What was most helpful to me at this point was that my director had waited until God said it to my heart and then affirmed it in a way that helped me to believe in what I was hearing. Our interactions changed the course of my life vocationally and took me in all sorts of risky directions that have brought me to where I am today. This is, indeed, holy ground and that is where we as spiritual directors often find ourselves standing with the leaders we are companioning.
The Soul of Leadership
Jesus indicates that it is possible to gain the whole world but lose your own soul. If he were speaking to us as spiritual leaders today he might point out that it is possible to gain the whole world of success in leadership and lose your own soul. And when leaders lose their souls, so do the churches and organizations they lead.
Spiritual directors are in a unique position to help leaders stay in touch with their spiritual longings and support them in crafting a way of life that opens them to what their souls most want. While the people around them are often more concerned about what they can get out of them in terms of productivity and success, the spiritual director is in unique position to ask the question “How is it with your soul?” and to keep asking it whenever it seems like a directee is losing themselves amid the demands of life in leadership.

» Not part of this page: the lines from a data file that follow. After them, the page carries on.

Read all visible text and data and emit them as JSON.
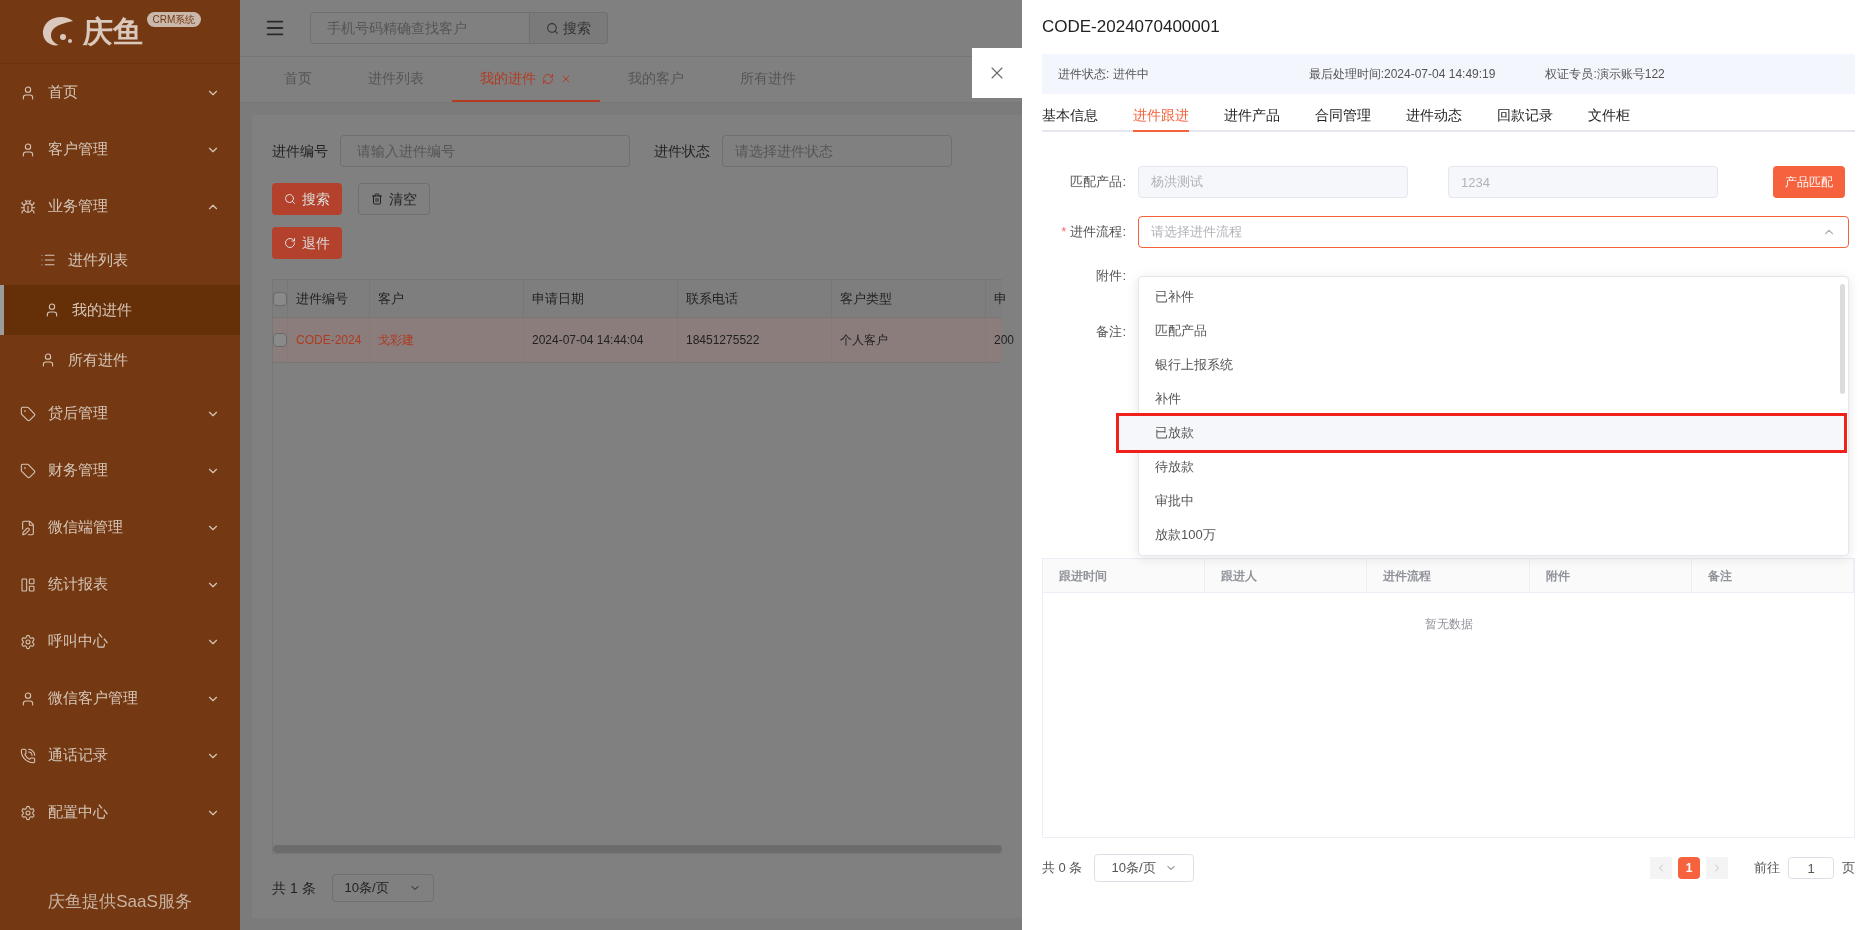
{
  "sidebar": {
    "logo_text": "庆鱼",
    "logo_badge": "CRM系统",
    "items": [
      {
        "label": "首页",
        "expanded": false,
        "selected": false
      },
      {
        "label": "客户管理",
        "expanded": false,
        "selected": false
      },
      {
        "label": "业务管理",
        "expanded": true,
        "selected": false,
        "children": [
          {
            "label": "进件列表",
            "selected": false
          },
          {
            "label": "我的进件",
            "selected": true
          },
          {
            "label": "所有进件",
            "selected": false
          }
        ]
      },
      {
        "label": "贷后管理",
        "expanded": false,
        "selected": false
      },
      {
        "label": "财务管理",
        "expanded": false,
        "selected": false
      },
      {
        "label": "微信端管理",
        "expanded": false,
        "selected": false
      },
      {
        "label": "统计报表",
        "expanded": false,
        "selected": false
      },
      {
        "label": "呼叫中心",
        "expanded": false,
        "selected": false
      },
      {
        "label": "微信客户管理",
        "expanded": false,
        "selected": false
      },
      {
        "label": "通话记录",
        "expanded": false,
        "selected": false
      },
      {
        "label": "配置中心",
        "expanded": false,
        "selected": false
      }
    ],
    "footer": "庆鱼提供SaaS服务"
  },
  "header": {
    "search_placeholder": "手机号码精确查找客户",
    "search_button": "搜索"
  },
  "tabs": [
    {
      "label": "首页",
      "selected": false
    },
    {
      "label": "进件列表",
      "selected": false
    },
    {
      "label": "我的进件",
      "selected": true
    },
    {
      "label": "我的客户",
      "selected": false
    },
    {
      "label": "所有进件",
      "selected": false
    }
  ],
  "filters": [
    {
      "kind": "input",
      "label": "进件编号",
      "placeholder": "请输入进件编号"
    },
    {
      "kind": "select",
      "label": "进件状态",
      "placeholder": "请选择进件状态"
    }
  ],
  "actions": [
    {
      "kind": "primary",
      "label": "搜索"
    },
    {
      "kind": "plain",
      "label": "清空"
    }
  ],
  "return_button": "退件",
  "table": {
    "select_all_checked": false,
    "columns": [
      "进件编号",
      "客户",
      "申请日期",
      "联系电话",
      "客户类型",
      "申"
    ],
    "rows": [
      {
        "checked": false,
        "cells": [
          "CODE-2024",
          "戈彩建",
          "2024-07-04 14:44:04",
          "18451275522",
          "个人客户",
          "200"
        ]
      }
    ],
    "total": "共 1 条",
    "page_size": "10条/页"
  },
  "drawer": {
    "title": "CODE-2024070400001",
    "info": [
      "进件状态: 进件中",
      "最后处理时间:2024-07-04 14:49:19",
      "权证专员:演示账号122"
    ],
    "tabs": [
      {
        "label": "基本信息",
        "selected": false
      },
      {
        "label": "进件跟进",
        "selected": true
      },
      {
        "label": "进件产品",
        "selected": false
      },
      {
        "label": "合同管理",
        "selected": false
      },
      {
        "label": "进件动态",
        "selected": false
      },
      {
        "label": "回款记录",
        "selected": false
      },
      {
        "label": "文件柜",
        "selected": false
      }
    ],
    "form": {
      "product_label": "匹配产品:",
      "product_name": "杨洪测试",
      "product_code": "1234",
      "match_button": "产品匹配",
      "flow_label": "进件流程:",
      "required_mark": "*",
      "flow_placeholder": "请选择进件流程",
      "attachment_label": "附件:",
      "note_label": "备注:"
    },
    "dropdown": {
      "open": true,
      "options": [
        {
          "label": "已补件",
          "highlighted": false
        },
        {
          "label": "匹配产品",
          "highlighted": false
        },
        {
          "label": "银行上报系统",
          "highlighted": false
        },
        {
          "label": "补件",
          "highlighted": false
        },
        {
          "label": "已放款",
          "highlighted": true
        },
        {
          "label": "待放款",
          "highlighted": false
        },
        {
          "label": "审批中",
          "highlighted": false
        },
        {
          "label": "放款100万",
          "highlighted": false
        }
      ]
    },
    "table": {
      "columns": [
        "跟进时间",
        "跟进人",
        "进件流程",
        "附件",
        "备注"
      ],
      "empty_text": "暂无数据"
    },
    "pagination": {
      "total": "共 0 条",
      "page_size": "10条/页",
      "pages": [
        {
          "label": "1",
          "selected": true
        }
      ],
      "goto_label": "前往",
      "goto_value": "1",
      "page_unit": "页"
    }
  }
}
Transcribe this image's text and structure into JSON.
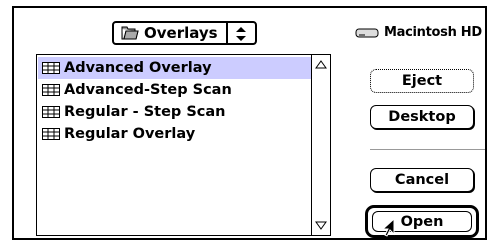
{
  "folder_popup": {
    "label": "Overlays"
  },
  "disk": {
    "label": "Macintosh HD"
  },
  "files": [
    {
      "name": "Advanced Overlay",
      "selected": true
    },
    {
      "name": "Advanced-Step Scan",
      "selected": false
    },
    {
      "name": "Regular - Step Scan",
      "selected": false
    },
    {
      "name": "Regular Overlay",
      "selected": false
    }
  ],
  "buttons": {
    "eject": "Eject",
    "desktop": "Desktop",
    "cancel": "Cancel",
    "open": "Open"
  },
  "colors": {
    "selection": "#ccccff",
    "border": "#000000",
    "background": "#ffffff"
  },
  "icons": {
    "folder": "folder-icon",
    "disk": "hard-disk-icon",
    "file": "document-icon",
    "popup_arrows": "up-down-arrows-icon",
    "scroll_up": "scroll-up-arrow-icon",
    "scroll_down": "scroll-down-arrow-icon",
    "cursor": "arrow-cursor-icon"
  }
}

Since their relationship with a directee is “pure”—meaning that there is a singular focus on the well-being of the directee rather than competing agendas—spiritual directors are free to encourage and challenge leaders to be rigorously honest about how they are living their lives and whether their way of life is sustainable over the long haul. Many congregations and organizations actually encourage and applaud—albeit in very subtle ways—destructive patterns like compulsive overworking, performance oriented driven-ness or lack of boundaries in the leader. The spiritual director has no such hidden agenda. He or she is free to be completely focused on the well-being of the directee.
There are few relationships in a leader’s life that are unencumbered with multiple agendas. This makes the spiritual direction relationship uniquely valuable to leaders as we are vigilant with them about finding a way of life that honors the whole reality of who they are—body, mind and spirit. The best thing any of us bring to leadership is our own transforming self and the spiritual director is uniquely prepared and positioned to provide guidance in this process.
©Ruth Haley Barton, 2010. This article first appeared in Presence: An International Journal of Spiritual Direction, June 2010. Ruth is founder of the Transforming Center. A nationally recognized speaker, spiritual director, and retreat leader, she is the author of numerous books and resources on the spiritual life including Pursuing God’s Will Together, Strengthening the Soul of Your Leadership, Sacred Rhythms and Invitation to Solitude and Silence.
[i] Daniel Ladinsky, trans. The Gift: Poems by Hafiz (New York: Penguin Compass, 1999), p.121.
[ii] See Ruth Haley Barton, Strengthening the Soul of Your Leadership (Downers Grove, IL: InterVarsity Press, 2008)
[iii] Thomas Merton, Spiritual Direction and Meditation (Collegeville, MN: The Liturgical Press, 1960), p. 16.
[iv] Parker Palmer, Let Your Life Speak (San Francisco: Jossey-Bass, 2000) p. 25.